Gold scams have been going on for centuries, as long as people have ascribed a precious desire for the shiny gold metal.  All the gold that has been mined, ever, out of the entire history of mankind, would form a cube about 60 to 80 feet on a side, depending on who you ask.  That’s even accounting for the fact that gold mines are still in operation, and amateurs and professionals alike head down to the river with a pan and high hopes every day.

There’s other ways people intend to get their gold, though, and not on the open market.   The ridges on your coins harken back to days when people shaved off the edges of coins, making them imperceptibly smaller but still appearing to have their full value.  People would put coins in a bag and shake them around, causing a bit of gold dust to get rubbed off; other soaked coins in acid briefly to take a layer off, to be decanted from the corrosive fluid later.

Chaffee tried to head off being scammed: his son, Eben Chaffee, was a gold assayer, so Herbert brought Eben along to Minneapolis to evaluate the old miner’s gold.   The three men went to where the gold was stored, and a drill was used to get a small sample.

Just testing the outside of a bar of gold is the least reliable way of testing it:  gold leaf can be only a few atoms thick and a layer can make a chunk of lead appear to be a solid bar of gold.  Reports of desperate-sounding people peddling 5oz gold bars at malls has relied on this trick.  Scammers bought real bars of gold and filled the centers with a non-precious metal, keeping what they removed and selling the much-smaller amount of gold to gullible customers at full price.    So, you take a core as deep into the gold as you can get, also to make sure that the gold is of a consistent quality throughout and not just quality-gold on the outside.

Armstrong got the names of a few independent, impartial assayers to get the gold tested.  Eben Chaffee made arrangements to purchase some nitric acid, a component of the test for gold content, from an outside source to guarantee accuracy.   The three men took their little shavings to assayer W. H. Harper and had him perform the test.   Harper’s result: the shavings were the highest quality gold, almost completely pure.  The Chaffees cashed a check for $25,000 and gave Armstrong his loan in cash.

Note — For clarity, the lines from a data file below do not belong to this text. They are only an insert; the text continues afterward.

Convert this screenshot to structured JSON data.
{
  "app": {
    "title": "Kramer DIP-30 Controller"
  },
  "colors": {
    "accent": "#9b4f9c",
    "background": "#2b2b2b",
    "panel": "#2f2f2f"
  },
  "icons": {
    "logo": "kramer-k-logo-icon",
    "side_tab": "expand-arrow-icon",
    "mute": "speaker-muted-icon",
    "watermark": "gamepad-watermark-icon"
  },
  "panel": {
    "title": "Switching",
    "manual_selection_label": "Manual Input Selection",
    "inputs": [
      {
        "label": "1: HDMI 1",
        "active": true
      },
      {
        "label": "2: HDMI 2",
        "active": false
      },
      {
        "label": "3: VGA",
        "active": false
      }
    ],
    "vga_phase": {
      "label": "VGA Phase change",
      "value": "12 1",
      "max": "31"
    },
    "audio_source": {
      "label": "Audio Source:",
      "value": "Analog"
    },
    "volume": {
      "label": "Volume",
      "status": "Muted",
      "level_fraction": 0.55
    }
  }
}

It’s no wonder that both Armstrong and Harper disappeared shortly after.

Their scam didn’t rely on adulterating the gold or covering base metals with precious ones.   Armstrong — not his real name — relied on a confidence game.  His story was believable: he, of course, had the name of a reliable assayer; and he was happy to let the Chaffee’s bring whatever testing materials along they liked.   Armstrong knew that once they got to Harper’s office the test was going to show the gold bars to be real gold,and then the Chaffees would be hooked.

Herbert Chaffee was out $25,000, over a million dollars in today’s money, and what he had to show for it was 80 pounds of polished brass.   The Chaffees missed one of the more obvious gold tests:  gold is a very heavy element, and a scale could have quickly identified the scammer’s metal as something other than gold.

And Armstrong, whose real name was so inconsistent in the papers that I’m not even sure which is correct, would have gotten away with Chaffee’s money if he hadn’t gotten caught performing the same scam on a woman in Ohio. Back in his home state of California, Armstrong paid his bail and was left to his own recognizance pending his extradition court appearance.

He missed the trial and a few days later a body washed up on shore.   Armstrong’s wife and a “business associate” were both quick to identify the body as Armstrong’s.  With little other evidence to go on, the case was closed…but police were suspicious at the circumstances of Armstrong’s supposed death.   Both California authorities and the Minneapolis detectives sent to extradite Armstrong believe it wasn’t the old “miner’s” body.  It was one last switcheroo, brass switched for gold, to let the con man get away.